Below are entries to examine: work out how many lines contain the word "JSON", and give only that number.

_Supplied data:_
##########
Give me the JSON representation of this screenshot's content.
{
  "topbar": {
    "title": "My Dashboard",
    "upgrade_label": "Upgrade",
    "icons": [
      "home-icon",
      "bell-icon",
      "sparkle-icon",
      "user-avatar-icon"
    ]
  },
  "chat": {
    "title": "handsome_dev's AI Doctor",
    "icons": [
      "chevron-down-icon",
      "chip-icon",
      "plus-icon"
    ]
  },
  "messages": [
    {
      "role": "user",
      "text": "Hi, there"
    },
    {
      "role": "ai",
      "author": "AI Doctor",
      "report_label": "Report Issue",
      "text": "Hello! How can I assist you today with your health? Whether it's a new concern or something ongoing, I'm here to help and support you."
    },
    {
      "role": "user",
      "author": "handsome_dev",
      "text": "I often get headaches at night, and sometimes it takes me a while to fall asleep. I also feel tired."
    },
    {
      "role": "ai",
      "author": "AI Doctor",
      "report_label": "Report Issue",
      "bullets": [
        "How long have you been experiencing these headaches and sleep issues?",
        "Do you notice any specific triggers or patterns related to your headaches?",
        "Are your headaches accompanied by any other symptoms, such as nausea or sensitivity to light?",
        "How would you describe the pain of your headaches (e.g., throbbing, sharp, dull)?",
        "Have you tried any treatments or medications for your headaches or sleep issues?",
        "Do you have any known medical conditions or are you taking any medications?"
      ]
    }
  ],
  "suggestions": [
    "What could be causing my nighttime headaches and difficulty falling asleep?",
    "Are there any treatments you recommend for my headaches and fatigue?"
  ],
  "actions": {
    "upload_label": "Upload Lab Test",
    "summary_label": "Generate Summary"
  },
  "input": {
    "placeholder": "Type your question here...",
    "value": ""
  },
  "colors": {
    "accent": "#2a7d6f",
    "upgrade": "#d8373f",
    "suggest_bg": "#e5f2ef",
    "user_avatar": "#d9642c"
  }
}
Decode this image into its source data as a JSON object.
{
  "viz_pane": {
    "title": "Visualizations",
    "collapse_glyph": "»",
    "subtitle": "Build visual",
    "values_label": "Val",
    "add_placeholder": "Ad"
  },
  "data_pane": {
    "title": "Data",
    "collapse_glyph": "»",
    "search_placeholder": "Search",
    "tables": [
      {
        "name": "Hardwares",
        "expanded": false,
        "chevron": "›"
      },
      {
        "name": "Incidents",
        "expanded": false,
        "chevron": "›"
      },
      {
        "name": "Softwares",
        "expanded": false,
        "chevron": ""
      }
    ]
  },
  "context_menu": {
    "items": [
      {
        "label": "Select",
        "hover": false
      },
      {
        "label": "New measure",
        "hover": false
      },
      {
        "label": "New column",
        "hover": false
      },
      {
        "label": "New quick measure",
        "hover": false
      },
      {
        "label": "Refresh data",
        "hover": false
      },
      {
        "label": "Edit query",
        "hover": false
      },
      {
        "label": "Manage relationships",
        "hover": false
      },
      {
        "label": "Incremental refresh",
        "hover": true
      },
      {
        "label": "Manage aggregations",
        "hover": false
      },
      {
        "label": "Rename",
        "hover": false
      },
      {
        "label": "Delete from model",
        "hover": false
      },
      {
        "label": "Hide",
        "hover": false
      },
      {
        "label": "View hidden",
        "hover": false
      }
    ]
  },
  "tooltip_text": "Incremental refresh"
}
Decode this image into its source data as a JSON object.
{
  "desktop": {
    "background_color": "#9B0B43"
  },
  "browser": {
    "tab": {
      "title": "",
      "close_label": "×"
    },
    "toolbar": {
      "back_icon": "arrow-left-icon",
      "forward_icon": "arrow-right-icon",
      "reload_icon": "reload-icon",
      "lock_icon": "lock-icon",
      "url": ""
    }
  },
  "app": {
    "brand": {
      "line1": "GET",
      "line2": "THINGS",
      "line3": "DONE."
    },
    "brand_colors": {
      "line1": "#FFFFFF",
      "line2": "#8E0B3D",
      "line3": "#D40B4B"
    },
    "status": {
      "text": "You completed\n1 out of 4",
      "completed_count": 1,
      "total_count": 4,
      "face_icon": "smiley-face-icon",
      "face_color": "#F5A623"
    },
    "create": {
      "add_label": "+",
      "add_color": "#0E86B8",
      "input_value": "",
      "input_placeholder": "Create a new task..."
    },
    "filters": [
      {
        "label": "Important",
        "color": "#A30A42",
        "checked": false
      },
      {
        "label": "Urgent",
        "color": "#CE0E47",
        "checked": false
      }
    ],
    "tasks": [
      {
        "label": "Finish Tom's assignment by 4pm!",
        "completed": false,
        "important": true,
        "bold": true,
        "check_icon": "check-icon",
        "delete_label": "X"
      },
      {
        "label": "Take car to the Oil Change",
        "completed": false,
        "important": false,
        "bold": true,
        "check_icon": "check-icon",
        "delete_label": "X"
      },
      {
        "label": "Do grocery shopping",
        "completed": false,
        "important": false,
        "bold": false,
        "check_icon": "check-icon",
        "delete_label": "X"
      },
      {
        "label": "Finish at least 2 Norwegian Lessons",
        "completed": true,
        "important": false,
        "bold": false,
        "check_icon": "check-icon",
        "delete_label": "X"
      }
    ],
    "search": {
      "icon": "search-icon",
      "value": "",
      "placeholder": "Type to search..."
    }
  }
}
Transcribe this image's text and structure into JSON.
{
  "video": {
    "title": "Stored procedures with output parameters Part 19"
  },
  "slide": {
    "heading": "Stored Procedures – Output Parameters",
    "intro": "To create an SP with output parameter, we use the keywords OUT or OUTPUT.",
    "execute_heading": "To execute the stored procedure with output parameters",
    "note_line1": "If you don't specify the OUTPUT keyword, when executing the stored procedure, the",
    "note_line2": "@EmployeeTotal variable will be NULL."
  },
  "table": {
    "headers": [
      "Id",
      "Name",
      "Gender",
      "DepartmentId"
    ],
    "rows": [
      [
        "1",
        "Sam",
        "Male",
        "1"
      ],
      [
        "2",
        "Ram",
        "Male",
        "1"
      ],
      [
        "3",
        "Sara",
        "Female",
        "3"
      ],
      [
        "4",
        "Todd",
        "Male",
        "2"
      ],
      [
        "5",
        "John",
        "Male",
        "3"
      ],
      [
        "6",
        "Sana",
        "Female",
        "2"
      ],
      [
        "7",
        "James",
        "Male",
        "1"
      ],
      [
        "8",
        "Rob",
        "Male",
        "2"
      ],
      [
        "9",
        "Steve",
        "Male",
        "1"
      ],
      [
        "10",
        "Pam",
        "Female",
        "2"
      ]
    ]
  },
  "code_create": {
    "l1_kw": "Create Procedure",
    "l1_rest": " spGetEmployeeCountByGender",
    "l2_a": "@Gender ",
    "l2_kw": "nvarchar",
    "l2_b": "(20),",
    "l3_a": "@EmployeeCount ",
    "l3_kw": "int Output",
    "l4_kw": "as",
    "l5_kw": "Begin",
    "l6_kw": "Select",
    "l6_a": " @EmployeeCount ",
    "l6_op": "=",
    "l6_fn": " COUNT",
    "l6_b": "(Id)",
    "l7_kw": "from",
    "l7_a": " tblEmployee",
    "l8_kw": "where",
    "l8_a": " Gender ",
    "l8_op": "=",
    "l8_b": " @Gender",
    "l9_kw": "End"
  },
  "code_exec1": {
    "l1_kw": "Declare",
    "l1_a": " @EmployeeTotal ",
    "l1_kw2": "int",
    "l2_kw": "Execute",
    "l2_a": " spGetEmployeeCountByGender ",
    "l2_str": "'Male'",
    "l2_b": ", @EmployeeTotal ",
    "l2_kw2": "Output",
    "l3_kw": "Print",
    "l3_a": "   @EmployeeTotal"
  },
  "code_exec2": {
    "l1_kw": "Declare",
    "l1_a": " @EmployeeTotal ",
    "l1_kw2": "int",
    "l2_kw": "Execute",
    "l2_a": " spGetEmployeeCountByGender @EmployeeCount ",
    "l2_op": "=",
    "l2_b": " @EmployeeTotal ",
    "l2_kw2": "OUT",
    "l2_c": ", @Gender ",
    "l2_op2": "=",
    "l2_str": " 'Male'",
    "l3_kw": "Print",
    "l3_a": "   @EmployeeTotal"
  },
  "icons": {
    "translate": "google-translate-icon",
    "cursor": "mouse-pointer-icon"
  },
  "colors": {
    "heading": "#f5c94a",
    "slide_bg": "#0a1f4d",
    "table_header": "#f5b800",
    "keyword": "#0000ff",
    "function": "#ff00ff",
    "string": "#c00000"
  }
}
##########
_Reply:_ 4